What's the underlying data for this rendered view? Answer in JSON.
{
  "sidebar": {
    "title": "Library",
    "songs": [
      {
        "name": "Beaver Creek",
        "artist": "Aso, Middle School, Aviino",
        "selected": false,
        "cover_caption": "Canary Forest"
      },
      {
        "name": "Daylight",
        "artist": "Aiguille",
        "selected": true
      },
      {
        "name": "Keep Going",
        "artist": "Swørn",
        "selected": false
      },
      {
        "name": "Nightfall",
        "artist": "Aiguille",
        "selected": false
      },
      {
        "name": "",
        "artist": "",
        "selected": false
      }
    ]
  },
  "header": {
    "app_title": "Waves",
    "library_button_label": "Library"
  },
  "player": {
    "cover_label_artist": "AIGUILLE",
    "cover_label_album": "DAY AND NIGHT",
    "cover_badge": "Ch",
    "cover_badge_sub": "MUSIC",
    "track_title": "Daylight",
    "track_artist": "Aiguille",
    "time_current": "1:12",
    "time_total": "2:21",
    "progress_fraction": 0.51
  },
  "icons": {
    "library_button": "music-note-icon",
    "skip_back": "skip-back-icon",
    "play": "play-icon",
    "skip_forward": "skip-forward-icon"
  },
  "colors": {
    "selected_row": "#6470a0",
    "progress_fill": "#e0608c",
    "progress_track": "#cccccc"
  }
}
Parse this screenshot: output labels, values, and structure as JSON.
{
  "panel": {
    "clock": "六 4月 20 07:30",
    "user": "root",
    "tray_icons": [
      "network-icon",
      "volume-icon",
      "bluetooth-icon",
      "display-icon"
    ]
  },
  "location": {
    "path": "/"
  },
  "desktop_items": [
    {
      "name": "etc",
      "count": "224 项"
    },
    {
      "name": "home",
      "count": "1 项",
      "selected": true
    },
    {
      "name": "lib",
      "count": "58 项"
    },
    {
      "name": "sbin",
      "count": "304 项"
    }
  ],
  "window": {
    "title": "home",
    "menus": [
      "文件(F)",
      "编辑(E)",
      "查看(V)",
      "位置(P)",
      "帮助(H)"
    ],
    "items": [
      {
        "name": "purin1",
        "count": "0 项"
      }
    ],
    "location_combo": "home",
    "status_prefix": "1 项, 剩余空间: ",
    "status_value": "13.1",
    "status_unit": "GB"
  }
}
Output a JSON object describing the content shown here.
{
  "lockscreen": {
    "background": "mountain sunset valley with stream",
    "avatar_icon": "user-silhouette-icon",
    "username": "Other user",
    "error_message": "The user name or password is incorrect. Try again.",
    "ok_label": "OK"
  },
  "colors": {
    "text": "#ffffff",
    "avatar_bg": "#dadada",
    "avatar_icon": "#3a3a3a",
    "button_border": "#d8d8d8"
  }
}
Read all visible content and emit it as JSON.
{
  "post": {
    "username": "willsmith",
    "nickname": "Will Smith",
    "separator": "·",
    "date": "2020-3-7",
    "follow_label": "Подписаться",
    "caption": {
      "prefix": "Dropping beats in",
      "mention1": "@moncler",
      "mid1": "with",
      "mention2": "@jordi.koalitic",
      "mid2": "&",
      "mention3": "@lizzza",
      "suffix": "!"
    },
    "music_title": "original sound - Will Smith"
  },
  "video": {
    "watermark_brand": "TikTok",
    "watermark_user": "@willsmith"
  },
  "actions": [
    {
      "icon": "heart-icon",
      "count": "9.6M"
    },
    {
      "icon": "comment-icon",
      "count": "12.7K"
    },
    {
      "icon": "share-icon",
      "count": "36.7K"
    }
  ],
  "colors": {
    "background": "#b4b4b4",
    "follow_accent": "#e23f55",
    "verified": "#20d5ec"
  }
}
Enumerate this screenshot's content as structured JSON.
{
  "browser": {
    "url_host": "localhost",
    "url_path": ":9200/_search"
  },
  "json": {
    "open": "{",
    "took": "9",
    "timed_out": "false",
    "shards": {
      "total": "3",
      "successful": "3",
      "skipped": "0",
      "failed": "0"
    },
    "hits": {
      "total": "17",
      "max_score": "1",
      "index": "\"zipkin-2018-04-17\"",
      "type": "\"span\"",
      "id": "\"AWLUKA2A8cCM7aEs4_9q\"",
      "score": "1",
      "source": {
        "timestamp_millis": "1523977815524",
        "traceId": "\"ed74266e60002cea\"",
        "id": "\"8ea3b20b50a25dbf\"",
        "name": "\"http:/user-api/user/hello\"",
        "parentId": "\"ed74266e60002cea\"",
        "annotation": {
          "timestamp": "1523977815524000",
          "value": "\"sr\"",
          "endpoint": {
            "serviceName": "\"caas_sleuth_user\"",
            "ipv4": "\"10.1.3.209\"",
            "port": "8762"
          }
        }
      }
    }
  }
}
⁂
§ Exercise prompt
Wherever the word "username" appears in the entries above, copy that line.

§ Written solution
    "username": "Other user",
    "username": "willsmith",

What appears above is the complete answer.